Delay In Paying The Claim

How long can an insurance company take to pay a claim to an insured in Dallas, Fort Worth, Arlington, Grand Prairie, Mesquite, Richardson, or anywhere else in Texas. The answer is – as long as they want – and even if they have good reason for the delay – it is going to cost them.
A 1997 case decided by the United States Court of Appeals, Fifth Circuit, is a good example of what can happen when an insurance company doesn’t pay a claim in a prompt manner. The style of the case is, John Higginbotham v. State Farm Mutual Automobile Insurance Company.
Here are some facts in the case:
John Higginbotham (JH) owned a used 1988 Porsche 911 for which he had purchased insurance from State Farm Mutual Automobile Insurance Company. The car was stolen on June 8, 1993, from an unsecured parking lot next to his residence. The Porsche was ultimately recovered later that day, but it had been severely damaged by whomever had taken the vehicle. I was discovered approximately 25 miles away from JH’s apartment complex and it was stripped of its top, seats, interior and exterior trim, and any untraceable parts of value. The stripping operation was conducted in a manner so as not to damage or destroy mechanical connections, wiring harnesses, or the engine.
JH reported the theft to State Farm on June 9, 1993, and made a claim for proceeds. Upon conclusion of its investigation, State Farm determined JH’s “loss was not accidental and therefore not a covered loss under his policy.” JH was informed of this decision on November 19, 1993, five months after his initial claim.
JH filed suit and eventually prevailed. One of his claims against State Farm was for violation of the Prompt Payment of Claims Act and imposition of an 18% penalty against State Farm for violation of the statute. State Farm appealed.
In State Farm’s appeal they argued that the delay was due to the claim being denied and it was denied in good faith based on other facts in the case.
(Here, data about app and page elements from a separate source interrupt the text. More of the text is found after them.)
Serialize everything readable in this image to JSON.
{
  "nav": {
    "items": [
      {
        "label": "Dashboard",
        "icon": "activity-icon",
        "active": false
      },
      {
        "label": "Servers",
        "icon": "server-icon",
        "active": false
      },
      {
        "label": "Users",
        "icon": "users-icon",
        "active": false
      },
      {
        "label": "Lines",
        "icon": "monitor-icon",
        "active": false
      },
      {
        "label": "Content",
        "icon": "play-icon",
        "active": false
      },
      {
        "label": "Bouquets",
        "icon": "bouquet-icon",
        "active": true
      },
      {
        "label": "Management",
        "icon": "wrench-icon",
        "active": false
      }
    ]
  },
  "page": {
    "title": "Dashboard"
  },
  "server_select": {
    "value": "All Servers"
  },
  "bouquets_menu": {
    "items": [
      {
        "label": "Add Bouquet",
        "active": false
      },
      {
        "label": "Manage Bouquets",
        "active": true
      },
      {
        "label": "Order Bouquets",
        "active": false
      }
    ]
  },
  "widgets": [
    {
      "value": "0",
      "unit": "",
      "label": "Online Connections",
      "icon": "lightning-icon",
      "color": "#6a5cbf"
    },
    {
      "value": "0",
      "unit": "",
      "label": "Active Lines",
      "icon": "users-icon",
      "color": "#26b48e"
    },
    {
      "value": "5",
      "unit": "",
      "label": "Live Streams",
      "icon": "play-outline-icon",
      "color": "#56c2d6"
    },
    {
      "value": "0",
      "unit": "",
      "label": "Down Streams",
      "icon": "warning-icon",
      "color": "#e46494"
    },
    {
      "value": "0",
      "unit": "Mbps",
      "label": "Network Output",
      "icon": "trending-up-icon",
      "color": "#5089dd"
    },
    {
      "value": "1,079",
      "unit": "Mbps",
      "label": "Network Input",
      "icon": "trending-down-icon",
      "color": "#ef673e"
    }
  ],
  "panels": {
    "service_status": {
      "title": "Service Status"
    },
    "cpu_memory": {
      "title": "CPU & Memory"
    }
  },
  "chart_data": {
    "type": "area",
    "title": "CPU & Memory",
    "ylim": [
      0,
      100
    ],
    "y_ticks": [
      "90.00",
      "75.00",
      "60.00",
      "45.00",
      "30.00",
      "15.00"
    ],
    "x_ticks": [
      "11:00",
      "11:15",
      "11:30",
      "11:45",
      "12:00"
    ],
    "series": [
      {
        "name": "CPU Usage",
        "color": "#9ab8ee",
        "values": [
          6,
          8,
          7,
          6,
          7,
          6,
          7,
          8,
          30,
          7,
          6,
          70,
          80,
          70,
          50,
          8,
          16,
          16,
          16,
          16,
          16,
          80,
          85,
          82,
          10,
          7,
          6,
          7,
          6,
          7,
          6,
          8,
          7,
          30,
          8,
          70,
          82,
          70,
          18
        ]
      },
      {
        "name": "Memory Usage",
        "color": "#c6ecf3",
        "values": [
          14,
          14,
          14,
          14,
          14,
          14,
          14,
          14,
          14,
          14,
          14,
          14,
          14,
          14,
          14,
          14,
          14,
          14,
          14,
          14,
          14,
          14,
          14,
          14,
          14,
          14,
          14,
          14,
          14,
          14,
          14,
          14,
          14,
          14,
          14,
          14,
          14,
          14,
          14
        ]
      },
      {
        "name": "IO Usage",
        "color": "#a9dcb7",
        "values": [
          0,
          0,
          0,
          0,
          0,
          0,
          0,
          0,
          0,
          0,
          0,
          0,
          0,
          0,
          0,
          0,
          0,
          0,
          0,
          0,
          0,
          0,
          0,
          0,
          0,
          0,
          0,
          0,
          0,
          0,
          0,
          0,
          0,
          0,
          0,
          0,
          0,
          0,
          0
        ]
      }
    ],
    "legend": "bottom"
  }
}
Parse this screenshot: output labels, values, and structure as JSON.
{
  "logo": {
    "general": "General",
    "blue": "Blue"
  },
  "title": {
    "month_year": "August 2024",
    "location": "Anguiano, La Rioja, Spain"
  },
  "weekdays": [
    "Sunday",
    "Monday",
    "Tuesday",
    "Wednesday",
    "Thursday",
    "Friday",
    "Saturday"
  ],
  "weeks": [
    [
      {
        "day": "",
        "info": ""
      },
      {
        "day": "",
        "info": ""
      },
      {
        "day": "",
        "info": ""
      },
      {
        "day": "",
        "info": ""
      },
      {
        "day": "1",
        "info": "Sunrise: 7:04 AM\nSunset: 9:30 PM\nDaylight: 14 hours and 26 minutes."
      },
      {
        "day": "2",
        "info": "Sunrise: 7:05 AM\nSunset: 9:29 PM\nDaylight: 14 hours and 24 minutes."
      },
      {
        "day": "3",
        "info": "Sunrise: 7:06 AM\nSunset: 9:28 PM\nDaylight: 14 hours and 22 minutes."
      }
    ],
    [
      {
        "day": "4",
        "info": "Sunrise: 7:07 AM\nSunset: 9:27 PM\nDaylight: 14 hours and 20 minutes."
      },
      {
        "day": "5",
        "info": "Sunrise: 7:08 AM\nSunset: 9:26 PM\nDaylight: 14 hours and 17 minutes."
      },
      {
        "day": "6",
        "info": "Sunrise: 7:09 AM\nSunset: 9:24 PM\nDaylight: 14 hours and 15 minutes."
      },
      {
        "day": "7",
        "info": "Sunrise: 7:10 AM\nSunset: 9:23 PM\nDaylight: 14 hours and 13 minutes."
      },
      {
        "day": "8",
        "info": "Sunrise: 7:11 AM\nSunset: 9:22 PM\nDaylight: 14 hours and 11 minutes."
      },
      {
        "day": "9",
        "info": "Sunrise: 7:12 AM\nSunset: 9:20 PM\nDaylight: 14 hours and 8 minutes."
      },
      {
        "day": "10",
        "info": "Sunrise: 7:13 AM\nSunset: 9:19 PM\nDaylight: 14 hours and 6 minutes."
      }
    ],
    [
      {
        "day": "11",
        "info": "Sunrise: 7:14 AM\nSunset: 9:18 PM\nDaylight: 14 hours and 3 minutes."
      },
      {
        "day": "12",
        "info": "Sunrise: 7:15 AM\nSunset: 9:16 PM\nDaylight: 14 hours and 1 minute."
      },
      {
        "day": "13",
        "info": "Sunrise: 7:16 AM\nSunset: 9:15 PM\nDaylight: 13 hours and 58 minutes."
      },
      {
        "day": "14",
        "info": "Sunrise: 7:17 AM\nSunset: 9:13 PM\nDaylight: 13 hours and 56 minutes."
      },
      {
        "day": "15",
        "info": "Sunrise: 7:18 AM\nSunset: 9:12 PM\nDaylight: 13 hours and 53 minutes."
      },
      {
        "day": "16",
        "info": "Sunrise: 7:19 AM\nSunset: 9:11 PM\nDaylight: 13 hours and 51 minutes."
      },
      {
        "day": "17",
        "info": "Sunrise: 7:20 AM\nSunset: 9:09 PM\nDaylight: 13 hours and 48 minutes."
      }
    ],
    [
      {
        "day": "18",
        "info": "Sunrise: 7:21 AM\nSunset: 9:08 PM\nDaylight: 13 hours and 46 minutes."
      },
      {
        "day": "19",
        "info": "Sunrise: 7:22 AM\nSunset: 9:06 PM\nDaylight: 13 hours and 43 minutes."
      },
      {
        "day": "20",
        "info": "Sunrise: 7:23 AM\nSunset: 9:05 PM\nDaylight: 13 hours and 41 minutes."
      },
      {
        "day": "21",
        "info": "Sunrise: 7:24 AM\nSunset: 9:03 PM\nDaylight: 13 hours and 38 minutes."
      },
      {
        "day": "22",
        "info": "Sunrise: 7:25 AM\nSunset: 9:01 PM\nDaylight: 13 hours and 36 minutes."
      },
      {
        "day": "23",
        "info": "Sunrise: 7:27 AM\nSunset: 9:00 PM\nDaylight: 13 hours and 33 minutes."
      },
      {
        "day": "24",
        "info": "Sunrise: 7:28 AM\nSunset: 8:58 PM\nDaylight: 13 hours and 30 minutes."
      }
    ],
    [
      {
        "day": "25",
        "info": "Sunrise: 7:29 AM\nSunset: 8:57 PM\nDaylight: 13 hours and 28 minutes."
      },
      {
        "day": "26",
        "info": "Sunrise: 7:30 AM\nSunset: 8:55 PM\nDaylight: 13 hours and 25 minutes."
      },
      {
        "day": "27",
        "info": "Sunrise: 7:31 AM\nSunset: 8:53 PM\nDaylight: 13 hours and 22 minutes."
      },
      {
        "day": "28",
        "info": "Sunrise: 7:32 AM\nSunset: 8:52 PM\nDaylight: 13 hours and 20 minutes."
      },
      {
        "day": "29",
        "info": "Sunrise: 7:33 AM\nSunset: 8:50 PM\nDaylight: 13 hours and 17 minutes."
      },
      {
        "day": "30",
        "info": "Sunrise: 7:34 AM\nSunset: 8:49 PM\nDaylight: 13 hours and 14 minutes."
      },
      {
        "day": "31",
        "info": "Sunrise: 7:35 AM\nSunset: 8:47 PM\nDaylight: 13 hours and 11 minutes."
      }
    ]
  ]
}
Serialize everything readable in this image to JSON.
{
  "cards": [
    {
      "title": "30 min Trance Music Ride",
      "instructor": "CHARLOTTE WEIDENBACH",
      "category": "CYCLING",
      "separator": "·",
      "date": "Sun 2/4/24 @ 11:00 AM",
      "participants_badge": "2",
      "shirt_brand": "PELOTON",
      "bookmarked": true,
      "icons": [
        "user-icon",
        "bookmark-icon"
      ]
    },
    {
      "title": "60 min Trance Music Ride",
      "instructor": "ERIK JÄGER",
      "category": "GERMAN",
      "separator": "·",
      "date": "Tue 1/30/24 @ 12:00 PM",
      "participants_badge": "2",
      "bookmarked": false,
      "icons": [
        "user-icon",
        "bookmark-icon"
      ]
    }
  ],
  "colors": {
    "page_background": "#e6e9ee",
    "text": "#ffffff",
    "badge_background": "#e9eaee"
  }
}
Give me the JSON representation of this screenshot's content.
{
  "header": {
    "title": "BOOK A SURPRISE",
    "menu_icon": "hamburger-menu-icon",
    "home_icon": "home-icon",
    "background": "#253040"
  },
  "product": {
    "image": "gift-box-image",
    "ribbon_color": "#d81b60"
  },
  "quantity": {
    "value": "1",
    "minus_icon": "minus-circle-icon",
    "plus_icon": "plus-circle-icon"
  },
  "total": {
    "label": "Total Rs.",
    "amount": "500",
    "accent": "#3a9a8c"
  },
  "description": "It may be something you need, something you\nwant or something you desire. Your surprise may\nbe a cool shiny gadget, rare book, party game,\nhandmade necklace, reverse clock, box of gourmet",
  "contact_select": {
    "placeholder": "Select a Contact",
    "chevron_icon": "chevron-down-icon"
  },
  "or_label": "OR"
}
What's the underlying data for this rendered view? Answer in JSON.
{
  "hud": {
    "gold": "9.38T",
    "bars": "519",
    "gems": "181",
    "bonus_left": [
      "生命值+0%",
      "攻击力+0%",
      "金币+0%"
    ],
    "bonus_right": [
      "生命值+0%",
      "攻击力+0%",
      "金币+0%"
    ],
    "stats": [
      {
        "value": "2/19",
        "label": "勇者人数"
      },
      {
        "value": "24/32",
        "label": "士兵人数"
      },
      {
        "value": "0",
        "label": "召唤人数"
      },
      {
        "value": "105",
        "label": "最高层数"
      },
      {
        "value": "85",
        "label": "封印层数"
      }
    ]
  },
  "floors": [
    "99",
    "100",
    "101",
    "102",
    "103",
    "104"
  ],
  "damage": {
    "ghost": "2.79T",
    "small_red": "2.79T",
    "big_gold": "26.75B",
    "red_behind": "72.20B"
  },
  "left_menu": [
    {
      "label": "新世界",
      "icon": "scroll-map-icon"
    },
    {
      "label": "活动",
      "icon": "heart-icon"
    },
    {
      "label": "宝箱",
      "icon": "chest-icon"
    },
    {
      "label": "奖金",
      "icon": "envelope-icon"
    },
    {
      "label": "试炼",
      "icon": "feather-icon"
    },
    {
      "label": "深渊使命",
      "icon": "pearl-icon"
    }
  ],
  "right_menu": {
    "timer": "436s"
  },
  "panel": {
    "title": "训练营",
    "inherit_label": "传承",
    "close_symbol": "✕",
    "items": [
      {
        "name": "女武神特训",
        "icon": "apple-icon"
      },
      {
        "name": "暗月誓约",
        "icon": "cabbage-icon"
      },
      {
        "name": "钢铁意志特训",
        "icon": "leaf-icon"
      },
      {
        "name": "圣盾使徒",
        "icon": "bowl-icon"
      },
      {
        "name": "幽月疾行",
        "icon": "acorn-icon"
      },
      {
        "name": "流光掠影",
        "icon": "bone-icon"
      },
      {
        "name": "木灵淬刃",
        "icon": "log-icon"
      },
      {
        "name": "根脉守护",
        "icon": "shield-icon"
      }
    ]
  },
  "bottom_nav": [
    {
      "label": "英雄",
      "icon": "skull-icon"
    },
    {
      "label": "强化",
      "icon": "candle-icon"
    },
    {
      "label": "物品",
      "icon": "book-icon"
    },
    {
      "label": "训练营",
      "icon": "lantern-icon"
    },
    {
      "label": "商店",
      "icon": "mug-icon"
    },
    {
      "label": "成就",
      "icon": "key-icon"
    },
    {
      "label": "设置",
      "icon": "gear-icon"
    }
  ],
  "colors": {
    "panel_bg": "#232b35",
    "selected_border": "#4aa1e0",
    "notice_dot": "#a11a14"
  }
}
Specifically:
JH was associated with Tommy Vander, the owner of Luxury Auto Unlimited (LAU). LAU was a luxury car repair shop which specialized in Porsches and other luxury cars. JH was listed as a purchaser with buyer’s priviledges extended to LAU for car auctions. In fact, Vander and JH regularly attended automobile auctions to purchase damaged automobiles for repair and resale. Vander pled guilty in 1991 to felony theft when he was arrested for driving a stolen Porsche with a completely different vehicle identification number from a Porsche which had been completely burned.
When JH began parking the Porsche at his complex, he would normally leave the car in a parking lot surrounded by a fence and secured access gate. However, approximately two weeks before the theft, he began parking it in an unsecured lot near the complex, even though both he and his girlfriend claimed to have had prior break-ins from the unsecured lots at the apartment complex. The manager and assistant manager of JH’s complex stated that JH’s girlfriend complained that on June 4, 1993 (four days before the theft) JH’s car had been stolen and that this was justification for a late move-out notice.
JH’s Porsche was recovered 25 miles from JH’s apartment complex, but only 1.6 miles away from Vander’s shop. The car was stripped in a manner so as not to damage or destroy mechanical connections, wiring harnesses, or the engine. Pro Technik, Porsche specialists hired by State Farm to investigate JH’s claim, concluded that approximately two auto technicians with proper tools would require at least eight hours to strip the Porsche in the manner that it had been left. JH’s car was discovered approximately six hours after it had last been seen by JH.
In ruling for JH in awarding the 18% penalty against State Farm the court stated, “… an insurance company’s good faith assertion of defense does not relieve the insurer of liability for penalties for tardy payment, as long as the insurer is finally judged liable.” The court further said, “A wrongful rejection of a claim may be considered in a delay in payment for purposes of the 60-day rule and statutory damages. More specifically, if an insurer fails to pay a claim, it runs the risk of incurring this 18% statutory fee and reasonable attorney’s fees. In sum, State Farm took a risk when it chose to reject JH”s claim. State Farm lost when it was found liable for breach of contract. Therefore, it must pay this 18% per annum interest and reasonable attorney’s fees.”